==== Data for analysis

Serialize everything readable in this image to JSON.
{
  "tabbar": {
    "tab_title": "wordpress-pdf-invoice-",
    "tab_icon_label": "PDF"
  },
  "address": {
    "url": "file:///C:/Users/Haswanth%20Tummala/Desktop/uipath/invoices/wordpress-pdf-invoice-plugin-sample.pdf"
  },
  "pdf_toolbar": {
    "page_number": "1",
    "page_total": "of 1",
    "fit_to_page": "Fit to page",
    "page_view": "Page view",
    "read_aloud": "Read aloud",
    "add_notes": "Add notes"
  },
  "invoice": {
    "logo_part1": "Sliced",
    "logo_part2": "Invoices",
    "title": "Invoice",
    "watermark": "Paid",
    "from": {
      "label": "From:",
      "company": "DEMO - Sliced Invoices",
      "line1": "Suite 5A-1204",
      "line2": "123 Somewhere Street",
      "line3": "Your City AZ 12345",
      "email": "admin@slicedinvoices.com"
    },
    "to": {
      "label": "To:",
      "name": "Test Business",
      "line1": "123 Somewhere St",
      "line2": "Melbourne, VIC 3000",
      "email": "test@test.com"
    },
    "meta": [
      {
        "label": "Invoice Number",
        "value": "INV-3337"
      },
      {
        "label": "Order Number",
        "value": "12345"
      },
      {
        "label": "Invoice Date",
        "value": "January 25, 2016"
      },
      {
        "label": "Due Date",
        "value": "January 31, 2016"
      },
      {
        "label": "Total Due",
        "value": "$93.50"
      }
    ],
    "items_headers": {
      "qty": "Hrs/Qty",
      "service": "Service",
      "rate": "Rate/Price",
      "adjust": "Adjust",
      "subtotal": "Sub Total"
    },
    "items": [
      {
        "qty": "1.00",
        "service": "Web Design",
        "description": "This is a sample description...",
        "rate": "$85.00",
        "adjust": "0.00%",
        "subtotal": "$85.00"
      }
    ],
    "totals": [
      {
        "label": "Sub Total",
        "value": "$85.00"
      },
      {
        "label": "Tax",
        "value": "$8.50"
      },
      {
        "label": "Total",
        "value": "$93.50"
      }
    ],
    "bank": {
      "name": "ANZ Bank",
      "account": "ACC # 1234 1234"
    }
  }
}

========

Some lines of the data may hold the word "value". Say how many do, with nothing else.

- Exercise answer -
8